WHERE HAVE ALL THE KING SALMON GONE?
A SITKA SALMON SHARES MESSAGE ABOUT ALASKAN KING SALMON
One hundred years ago, the sheer size of king salmon, both in terms of biomass and individual fish, provoked the type of astonishment you see on the face of this child. The annual returns of king salmon to the Columbia River alone regularly topped 10 million fish. To give that some context, in 2017, Alaskan fishermen, participating in the North Pacific’s largest king salmon fishery, were limited to harvesting a few hundred thousand fish.
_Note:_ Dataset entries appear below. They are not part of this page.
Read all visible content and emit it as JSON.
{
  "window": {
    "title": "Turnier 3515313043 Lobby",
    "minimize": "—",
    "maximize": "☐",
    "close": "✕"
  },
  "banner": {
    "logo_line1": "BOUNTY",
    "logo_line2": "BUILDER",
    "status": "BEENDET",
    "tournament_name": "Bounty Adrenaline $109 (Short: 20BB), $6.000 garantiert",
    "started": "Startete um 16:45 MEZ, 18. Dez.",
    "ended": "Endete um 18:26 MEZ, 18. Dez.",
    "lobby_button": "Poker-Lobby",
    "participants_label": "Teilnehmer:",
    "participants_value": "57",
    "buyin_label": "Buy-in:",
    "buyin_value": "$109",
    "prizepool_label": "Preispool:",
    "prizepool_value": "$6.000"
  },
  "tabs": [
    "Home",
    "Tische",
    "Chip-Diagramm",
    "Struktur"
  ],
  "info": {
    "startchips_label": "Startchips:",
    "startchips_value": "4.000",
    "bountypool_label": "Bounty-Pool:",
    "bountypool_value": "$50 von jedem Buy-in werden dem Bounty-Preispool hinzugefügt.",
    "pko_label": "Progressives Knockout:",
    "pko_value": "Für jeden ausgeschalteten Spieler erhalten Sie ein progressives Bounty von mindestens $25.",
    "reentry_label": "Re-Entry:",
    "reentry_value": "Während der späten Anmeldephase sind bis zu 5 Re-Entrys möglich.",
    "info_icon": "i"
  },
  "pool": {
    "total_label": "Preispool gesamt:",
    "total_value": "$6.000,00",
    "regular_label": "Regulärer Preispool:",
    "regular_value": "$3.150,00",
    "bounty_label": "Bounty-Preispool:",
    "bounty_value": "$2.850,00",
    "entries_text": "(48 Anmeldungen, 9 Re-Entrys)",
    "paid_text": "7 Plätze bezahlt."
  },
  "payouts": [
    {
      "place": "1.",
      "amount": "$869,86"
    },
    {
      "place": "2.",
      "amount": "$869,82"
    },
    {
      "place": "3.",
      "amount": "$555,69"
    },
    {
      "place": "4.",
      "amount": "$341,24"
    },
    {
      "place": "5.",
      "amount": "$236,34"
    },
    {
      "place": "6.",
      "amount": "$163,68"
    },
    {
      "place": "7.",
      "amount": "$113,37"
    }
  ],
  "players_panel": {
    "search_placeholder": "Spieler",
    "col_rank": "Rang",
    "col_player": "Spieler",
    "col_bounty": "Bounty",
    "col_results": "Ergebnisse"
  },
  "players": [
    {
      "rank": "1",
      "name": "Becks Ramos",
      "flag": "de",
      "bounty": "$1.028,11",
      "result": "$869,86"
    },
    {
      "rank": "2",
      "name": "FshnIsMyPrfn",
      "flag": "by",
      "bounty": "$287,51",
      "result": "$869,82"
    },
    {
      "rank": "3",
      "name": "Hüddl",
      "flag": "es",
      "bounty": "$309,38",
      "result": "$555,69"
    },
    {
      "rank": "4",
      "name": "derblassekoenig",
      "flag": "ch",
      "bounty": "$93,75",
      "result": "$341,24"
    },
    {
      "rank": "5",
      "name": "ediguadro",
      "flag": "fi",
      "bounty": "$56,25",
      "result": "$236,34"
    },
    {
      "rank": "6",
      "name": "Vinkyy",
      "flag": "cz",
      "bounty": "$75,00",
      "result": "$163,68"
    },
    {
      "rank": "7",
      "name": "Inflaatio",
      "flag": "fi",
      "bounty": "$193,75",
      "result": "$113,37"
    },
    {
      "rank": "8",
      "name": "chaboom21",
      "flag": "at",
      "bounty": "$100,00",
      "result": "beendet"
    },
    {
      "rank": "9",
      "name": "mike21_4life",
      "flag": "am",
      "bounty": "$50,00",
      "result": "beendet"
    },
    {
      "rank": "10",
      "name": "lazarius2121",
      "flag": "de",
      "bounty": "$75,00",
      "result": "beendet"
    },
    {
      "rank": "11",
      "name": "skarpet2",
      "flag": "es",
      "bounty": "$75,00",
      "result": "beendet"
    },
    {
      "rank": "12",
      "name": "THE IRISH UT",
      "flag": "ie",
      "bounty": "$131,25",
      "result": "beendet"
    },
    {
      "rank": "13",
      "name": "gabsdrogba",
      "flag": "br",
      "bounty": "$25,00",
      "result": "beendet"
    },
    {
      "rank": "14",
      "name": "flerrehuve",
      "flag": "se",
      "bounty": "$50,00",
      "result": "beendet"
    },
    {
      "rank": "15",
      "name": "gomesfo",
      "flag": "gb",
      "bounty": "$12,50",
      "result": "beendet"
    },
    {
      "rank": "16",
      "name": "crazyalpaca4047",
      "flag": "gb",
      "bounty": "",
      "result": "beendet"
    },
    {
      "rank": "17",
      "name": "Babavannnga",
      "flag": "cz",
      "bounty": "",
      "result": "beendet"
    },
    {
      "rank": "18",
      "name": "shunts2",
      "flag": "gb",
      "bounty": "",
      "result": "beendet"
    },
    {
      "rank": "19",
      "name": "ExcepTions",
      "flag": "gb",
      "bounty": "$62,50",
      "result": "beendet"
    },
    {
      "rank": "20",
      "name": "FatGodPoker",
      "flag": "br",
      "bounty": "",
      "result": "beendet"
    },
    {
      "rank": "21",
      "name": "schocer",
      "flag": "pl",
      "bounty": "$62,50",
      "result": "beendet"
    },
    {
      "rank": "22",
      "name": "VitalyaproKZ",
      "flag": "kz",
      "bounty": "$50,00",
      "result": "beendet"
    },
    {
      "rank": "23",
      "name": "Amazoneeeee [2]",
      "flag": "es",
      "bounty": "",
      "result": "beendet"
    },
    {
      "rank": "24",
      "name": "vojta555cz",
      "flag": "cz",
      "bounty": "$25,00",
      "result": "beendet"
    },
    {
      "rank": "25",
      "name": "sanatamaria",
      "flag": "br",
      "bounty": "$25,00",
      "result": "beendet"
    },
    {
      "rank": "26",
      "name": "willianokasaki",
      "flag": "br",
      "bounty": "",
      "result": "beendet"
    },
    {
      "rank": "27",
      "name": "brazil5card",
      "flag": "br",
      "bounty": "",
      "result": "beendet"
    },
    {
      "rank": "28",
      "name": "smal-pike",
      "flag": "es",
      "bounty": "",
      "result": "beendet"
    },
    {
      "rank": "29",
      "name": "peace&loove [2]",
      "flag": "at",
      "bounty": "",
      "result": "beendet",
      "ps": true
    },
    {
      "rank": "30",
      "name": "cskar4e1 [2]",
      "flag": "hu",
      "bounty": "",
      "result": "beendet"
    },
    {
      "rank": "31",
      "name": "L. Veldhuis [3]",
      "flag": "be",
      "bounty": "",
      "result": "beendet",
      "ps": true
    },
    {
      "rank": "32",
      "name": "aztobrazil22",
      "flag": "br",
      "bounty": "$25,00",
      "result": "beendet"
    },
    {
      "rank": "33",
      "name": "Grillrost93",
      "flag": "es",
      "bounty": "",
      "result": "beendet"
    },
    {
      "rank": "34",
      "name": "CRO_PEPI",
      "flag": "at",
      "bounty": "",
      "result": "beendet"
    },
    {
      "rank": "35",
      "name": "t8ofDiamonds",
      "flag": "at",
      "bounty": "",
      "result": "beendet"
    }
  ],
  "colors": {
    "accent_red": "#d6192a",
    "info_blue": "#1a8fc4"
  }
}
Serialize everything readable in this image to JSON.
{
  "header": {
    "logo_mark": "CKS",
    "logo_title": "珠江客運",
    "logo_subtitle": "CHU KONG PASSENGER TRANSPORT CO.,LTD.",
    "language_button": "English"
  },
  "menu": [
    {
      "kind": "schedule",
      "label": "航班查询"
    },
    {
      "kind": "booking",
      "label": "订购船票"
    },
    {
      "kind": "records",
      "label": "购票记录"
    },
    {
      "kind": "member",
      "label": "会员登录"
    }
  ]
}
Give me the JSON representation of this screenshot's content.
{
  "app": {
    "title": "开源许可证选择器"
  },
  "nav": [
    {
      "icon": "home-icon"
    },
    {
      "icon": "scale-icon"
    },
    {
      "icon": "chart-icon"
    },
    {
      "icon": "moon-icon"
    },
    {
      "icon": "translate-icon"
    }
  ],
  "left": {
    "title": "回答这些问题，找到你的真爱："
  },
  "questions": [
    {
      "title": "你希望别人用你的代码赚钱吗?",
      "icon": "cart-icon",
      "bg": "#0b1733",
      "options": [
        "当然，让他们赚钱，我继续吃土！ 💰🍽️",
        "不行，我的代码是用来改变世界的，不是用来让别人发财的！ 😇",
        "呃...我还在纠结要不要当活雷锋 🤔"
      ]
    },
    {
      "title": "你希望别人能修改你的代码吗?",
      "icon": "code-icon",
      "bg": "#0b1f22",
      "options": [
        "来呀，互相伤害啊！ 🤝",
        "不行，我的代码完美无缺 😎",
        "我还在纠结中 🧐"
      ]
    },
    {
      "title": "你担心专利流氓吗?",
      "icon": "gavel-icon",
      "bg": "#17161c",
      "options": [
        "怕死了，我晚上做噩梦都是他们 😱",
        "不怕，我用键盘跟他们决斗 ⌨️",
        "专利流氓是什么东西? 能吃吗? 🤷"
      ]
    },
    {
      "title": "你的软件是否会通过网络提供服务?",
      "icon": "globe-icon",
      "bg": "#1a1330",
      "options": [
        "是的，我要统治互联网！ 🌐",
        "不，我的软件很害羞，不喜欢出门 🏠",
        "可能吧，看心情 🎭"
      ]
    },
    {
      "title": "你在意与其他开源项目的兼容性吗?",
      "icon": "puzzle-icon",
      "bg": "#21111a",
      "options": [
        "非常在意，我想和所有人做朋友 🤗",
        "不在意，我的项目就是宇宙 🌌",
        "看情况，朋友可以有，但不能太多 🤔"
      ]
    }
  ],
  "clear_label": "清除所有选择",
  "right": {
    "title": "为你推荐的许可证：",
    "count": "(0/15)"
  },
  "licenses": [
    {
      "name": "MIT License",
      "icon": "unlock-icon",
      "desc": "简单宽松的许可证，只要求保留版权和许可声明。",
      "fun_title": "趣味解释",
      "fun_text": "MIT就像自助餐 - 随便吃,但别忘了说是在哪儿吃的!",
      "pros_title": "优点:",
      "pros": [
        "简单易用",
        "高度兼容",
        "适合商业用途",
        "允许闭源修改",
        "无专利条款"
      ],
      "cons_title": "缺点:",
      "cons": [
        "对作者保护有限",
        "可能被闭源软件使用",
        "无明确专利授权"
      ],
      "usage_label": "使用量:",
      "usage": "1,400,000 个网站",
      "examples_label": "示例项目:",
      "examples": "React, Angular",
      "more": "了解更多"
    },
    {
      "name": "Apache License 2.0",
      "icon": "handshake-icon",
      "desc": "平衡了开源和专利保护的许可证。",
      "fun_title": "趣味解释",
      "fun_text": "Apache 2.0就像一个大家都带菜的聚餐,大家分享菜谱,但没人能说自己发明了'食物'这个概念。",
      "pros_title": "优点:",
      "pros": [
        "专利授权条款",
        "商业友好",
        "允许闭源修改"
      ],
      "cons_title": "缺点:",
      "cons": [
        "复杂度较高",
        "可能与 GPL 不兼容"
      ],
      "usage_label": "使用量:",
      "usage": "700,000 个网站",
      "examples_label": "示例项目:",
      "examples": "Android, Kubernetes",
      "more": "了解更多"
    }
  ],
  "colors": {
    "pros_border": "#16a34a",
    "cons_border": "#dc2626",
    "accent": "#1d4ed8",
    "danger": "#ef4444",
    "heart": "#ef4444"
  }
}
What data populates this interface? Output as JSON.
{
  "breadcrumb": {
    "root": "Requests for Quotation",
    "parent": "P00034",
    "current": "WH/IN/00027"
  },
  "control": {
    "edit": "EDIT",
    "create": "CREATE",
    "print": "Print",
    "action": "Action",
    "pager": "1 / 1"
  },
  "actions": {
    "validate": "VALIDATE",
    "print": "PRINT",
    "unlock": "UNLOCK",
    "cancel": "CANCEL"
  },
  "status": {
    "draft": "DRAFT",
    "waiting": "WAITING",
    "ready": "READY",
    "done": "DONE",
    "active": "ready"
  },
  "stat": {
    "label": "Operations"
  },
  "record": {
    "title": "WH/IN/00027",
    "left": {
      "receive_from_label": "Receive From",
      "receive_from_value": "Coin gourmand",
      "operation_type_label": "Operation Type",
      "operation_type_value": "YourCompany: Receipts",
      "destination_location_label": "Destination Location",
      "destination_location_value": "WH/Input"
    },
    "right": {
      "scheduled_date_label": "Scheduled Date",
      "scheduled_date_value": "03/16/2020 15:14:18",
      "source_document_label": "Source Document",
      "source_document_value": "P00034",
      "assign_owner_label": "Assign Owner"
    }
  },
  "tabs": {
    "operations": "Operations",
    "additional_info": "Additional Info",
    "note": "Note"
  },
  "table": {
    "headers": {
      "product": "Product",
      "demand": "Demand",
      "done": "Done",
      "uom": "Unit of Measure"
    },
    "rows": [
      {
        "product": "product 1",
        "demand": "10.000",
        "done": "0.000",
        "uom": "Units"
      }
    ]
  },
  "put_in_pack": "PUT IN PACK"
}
Flash Forward 70 years. In 1983, current Sitka Salmon Shares Captain, John Skeele, shows off a monster 60-pound king salmon in Port Alexander, Alaska. Between these two photos, the world of king salmon had been turned upside down. Americans had dammed the West’s great rivers, logged its great forests, and developed its great cities. These human actions had a profound influence on these mighty fish, drastically diminishing their populations. And yet: king salmon still swam in enough abundance to let traditional commercial fishermen like Skeele to catch ones like you see.
Flash Forward 35 more. In 2017, Alaskan fisheries managers worried enough about king salmon abundance that they unexpectedly cut their season short. In 2018, the forecasts look even more dire, with fisheries managers questioning whether its wise to proceed even with a small king salmon fishery. Scientists are concerned that ocean and climatic conditions these last few years, including warmer water temperatures and poor snowpack in the American West, have decimated juvenile king salmon populations and are now worried about the viability of the population.
At Sitka Salmon Shares, our fishermen love to catch king salmon and our members love to eat king salmon. At the same time, we are also dedicated to the project of fishing (and eating) not just for the present but for the future. We want to see these fish provoke the same kind of astonishment as they did in years past.
In 2018, Sitka Salmon Shares is following fishing the lead of our fisheries managers and acting more conservatively with our king salmon harvest that we ever have. In 2018, you’ll find between 20 and 25% less king salmon in our community supported fishery shares. There’s also a reasonable chance that Alaska does not have a king salmon fishery in 2018. If that turns out to be the case, we plan to work with our members to offer alternatives that will include substitutions of other fish or refunds. For more questions about the king salmon fishery, please contact Chief Fishmonger, Nic Mink, at firstname.lastname@example.org